- **Problem details**
Return the data word for word. Pictures are to be omitted.

- **Material to process**
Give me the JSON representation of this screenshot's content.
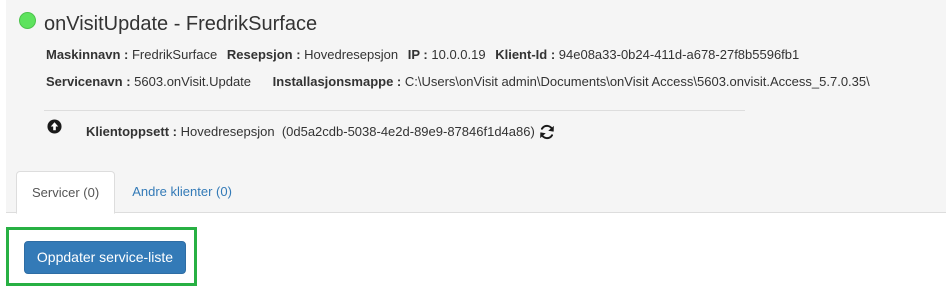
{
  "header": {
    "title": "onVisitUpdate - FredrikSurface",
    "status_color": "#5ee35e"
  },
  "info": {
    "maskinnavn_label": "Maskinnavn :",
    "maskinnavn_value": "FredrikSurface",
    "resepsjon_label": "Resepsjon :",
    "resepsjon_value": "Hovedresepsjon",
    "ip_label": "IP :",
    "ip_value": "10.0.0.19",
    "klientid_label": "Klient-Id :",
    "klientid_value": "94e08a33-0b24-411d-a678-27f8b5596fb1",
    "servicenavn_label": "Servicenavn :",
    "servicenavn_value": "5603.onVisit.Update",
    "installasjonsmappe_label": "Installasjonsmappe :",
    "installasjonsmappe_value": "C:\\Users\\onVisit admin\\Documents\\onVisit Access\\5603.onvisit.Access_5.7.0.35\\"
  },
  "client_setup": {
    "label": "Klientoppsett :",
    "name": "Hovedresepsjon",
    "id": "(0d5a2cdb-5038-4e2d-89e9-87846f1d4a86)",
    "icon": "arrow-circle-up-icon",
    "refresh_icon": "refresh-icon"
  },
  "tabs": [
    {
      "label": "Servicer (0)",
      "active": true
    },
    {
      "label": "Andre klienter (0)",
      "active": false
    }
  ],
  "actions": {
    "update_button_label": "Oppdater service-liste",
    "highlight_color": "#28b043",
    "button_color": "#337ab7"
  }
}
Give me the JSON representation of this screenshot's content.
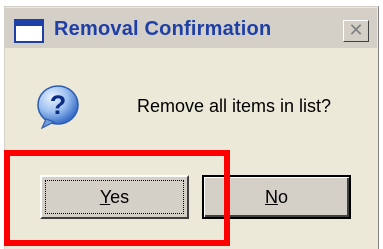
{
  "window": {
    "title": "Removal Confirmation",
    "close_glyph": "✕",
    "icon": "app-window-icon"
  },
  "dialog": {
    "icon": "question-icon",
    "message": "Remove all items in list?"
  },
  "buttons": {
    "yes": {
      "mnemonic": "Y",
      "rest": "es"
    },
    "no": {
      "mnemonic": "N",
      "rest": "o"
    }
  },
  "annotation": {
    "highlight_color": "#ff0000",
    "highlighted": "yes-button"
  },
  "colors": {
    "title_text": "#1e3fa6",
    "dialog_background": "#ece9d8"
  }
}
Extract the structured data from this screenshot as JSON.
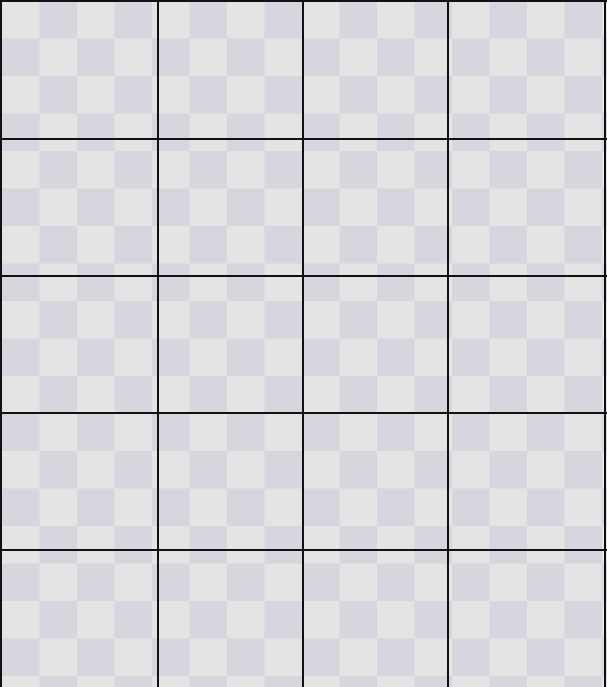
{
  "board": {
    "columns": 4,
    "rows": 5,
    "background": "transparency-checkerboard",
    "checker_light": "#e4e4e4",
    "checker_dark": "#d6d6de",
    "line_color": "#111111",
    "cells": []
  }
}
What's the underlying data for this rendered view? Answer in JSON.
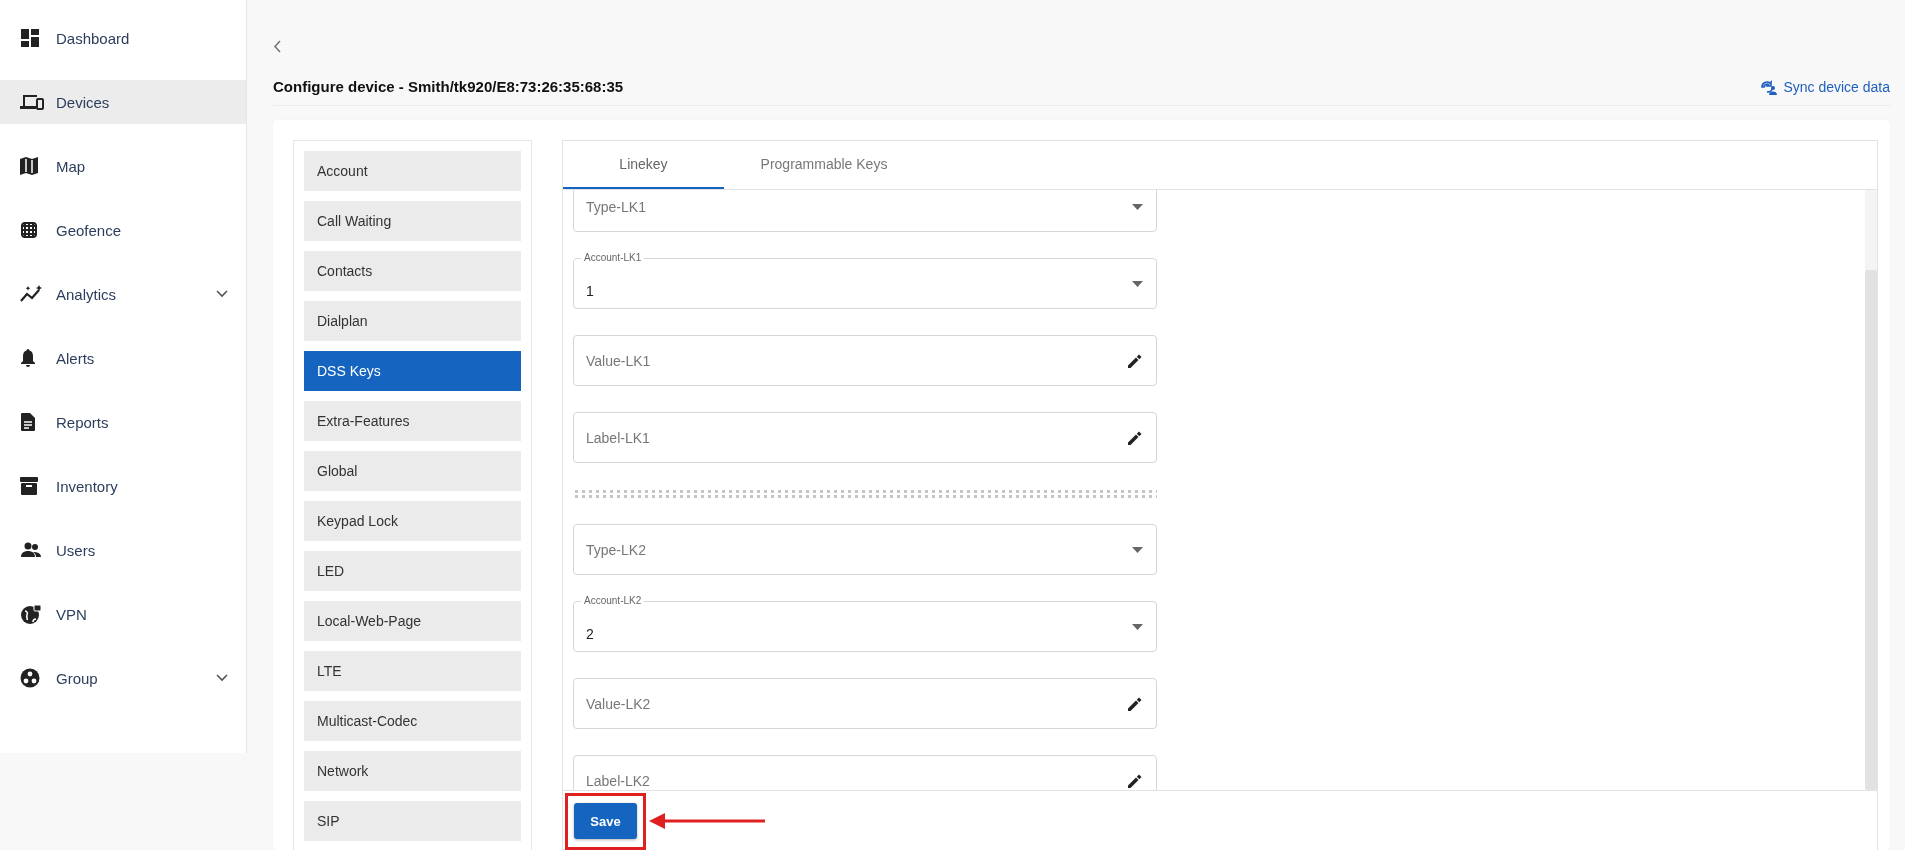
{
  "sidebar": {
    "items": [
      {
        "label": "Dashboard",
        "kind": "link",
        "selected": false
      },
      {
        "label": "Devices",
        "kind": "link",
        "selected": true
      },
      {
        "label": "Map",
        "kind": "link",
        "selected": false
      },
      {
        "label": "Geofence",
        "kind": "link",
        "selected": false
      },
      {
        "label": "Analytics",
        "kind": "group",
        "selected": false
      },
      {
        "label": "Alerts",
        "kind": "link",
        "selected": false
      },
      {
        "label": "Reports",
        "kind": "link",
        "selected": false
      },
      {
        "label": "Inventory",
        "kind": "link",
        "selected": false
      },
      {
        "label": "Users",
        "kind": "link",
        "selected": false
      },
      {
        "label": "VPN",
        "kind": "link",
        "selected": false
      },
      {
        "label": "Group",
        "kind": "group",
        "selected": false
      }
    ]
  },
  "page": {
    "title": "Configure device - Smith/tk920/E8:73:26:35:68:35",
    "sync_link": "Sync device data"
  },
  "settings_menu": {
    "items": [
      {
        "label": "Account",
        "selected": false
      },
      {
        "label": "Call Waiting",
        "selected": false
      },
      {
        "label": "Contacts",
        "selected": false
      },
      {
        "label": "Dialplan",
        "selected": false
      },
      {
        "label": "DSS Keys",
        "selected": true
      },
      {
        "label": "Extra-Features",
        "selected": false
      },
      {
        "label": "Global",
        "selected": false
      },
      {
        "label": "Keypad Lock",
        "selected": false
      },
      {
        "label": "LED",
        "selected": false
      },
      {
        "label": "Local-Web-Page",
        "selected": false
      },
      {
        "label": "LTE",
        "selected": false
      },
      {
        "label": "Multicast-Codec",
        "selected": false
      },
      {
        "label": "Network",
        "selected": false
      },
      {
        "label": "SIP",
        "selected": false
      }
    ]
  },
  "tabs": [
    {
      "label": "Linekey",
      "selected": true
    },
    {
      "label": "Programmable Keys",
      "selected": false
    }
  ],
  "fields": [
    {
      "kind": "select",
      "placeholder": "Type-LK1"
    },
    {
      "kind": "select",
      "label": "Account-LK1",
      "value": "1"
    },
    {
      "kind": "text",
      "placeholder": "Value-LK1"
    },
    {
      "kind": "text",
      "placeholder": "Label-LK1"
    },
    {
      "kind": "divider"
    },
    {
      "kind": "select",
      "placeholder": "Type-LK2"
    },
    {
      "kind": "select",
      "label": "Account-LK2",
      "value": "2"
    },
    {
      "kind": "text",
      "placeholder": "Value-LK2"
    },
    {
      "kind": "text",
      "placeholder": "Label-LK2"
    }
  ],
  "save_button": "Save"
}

- **Answer**
Give me the JSON representation of this screenshot's content.
{
  "header": {
    "title": "onVisitUpdate - FredrikSurface",
    "status_color": "#5ee35e"
  },
  "info": {
    "maskinnavn_label": "Maskinnavn :",
    "maskinnavn_value": "FredrikSurface",
    "resepsjon_label": "Resepsjon :",
    "resepsjon_value": "Hovedresepsjon",
    "ip_label": "IP :",
    "ip_value": "10.0.0.19",
    "klientid_label": "Klient-Id :",
    "klientid_value": "94e08a33-0b24-411d-a678-27f8b5596fb1",
    "servicenavn_label": "Servicenavn :",
    "servicenavn_value": "5603.onVisit.Update",
    "installasjonsmappe_label": "Installasjonsmappe :",
    "installasjonsmappe_value": "C:\\Users\\onVisit admin\\Documents\\onVisit Access\\5603.onvisit.Access_5.7.0.35\\"
  },
  "client_setup": {
    "label": "Klientoppsett :",
    "name": "Hovedresepsjon",
    "id": "(0d5a2cdb-5038-4e2d-89e9-87846f1d4a86)",
    "icon": "arrow-circle-up-icon",
    "refresh_icon": "refresh-icon"
  },
  "tabs": [
    {
      "label": "Servicer (0)",
      "active": true
    },
    {
      "label": "Andre klienter (0)",
      "active": false
    }
  ],
  "actions": {
    "update_button_label": "Oppdater service-liste",
    "highlight_color": "#28b043",
    "button_color": "#337ab7"
  }
}
Give me the JSON representation of this screenshot's content.
{
  "window": {
    "title": "Removal Confirmation",
    "close_glyph": "✕",
    "icon": "app-window-icon"
  },
  "dialog": {
    "icon": "question-icon",
    "message": "Remove all items in list?"
  },
  "buttons": {
    "yes": {
      "mnemonic": "Y",
      "rest": "es"
    },
    "no": {
      "mnemonic": "N",
      "rest": "o"
    }
  },
  "annotation": {
    "highlight_color": "#ff0000",
    "highlighted": "yes-button"
  },
  "colors": {
    "title_text": "#1e3fa6",
    "dialog_background": "#ece9d8"
  }
}
Extract the structured data from this screenshot as JSON.
{
  "board": {
    "columns": 4,
    "rows": 5,
    "background": "transparency-checkerboard",
    "checker_light": "#e4e4e4",
    "checker_dark": "#d6d6de",
    "line_color": "#111111",
    "cells": []
  }
}
What's the underlying data for this rendered view? Answer in JSON.
{
  "sidebar": {
    "items": [
      {
        "label": "Dashboard",
        "kind": "link",
        "selected": false
      },
      {
        "label": "Devices",
        "kind": "link",
        "selected": true
      },
      {
        "label": "Map",
        "kind": "link",
        "selected": false
      },
      {
        "label": "Geofence",
        "kind": "link",
        "selected": false
      },
      {
        "label": "Analytics",
        "kind": "group",
        "selected": false
      },
      {
        "label": "Alerts",
        "kind": "link",
        "selected": false
      },
      {
        "label": "Reports",
        "kind": "link",
        "selected": false
      },
      {
        "label": "Inventory",
        "kind": "link",
        "selected": false
      },
      {
        "label": "Users",
        "kind": "link",
        "selected": false
      },
      {
        "label": "VPN",
        "kind": "link",
        "selected": false
      },
      {
        "label": "Group",
        "kind": "group",
        "selected": false
      }
    ]
  },
  "page": {
    "title": "Configure device - Smith/tk920/E8:73:26:35:68:35",
    "sync_link": "Sync device data"
  },
  "settings_menu": {
    "items": [
      {
        "label": "Account",
        "selected": false
      },
      {
        "label": "Call Waiting",
        "selected": false
      },
      {
        "label": "Contacts",
        "selected": false
      },
      {
        "label": "Dialplan",
        "selected": false
      },
      {
        "label": "DSS Keys",
        "selected": true
      },
      {
        "label": "Extra-Features",
        "selected": false
      },
      {
        "label": "Global",
        "selected": false
      },
      {
        "label": "Keypad Lock",
        "selected": false
      },
      {
        "label": "LED",
        "selected": false
      },
      {
        "label": "Local-Web-Page",
        "selected": false
      },
      {
        "label": "LTE",
        "selected": false
      },
      {
        "label": "Multicast-Codec",
        "selected": false
      },
      {
        "label": "Network",
        "selected": false
      },
      {
        "label": "SIP",
        "selected": false
      }
    ]
  },
  "tabs": [
    {
      "label": "Linekey",
      "selected": true
    },
    {
      "label": "Programmable Keys",
      "selected": false
    }
  ],
  "fields": [
    {
      "kind": "select",
      "placeholder": "Type-LK1"
    },
    {
      "kind": "select",
      "label": "Account-LK1",
      "value": "1"
    },
    {
      "kind": "text",
      "placeholder": "Value-LK1"
    },
    {
      "kind": "text",
      "placeholder": "Label-LK1"
    },
    {
      "kind": "divider"
    },
    {
      "kind": "select",
      "placeholder": "Type-LK2"
    },
    {
      "kind": "select",
      "label": "Account-LK2",
      "value": "2"
    },
    {
      "kind": "text",
      "placeholder": "Value-LK2"
    },
    {
      "kind": "text",
      "placeholder": "Label-LK2"
    }
  ],
  "save_button": "Save"
}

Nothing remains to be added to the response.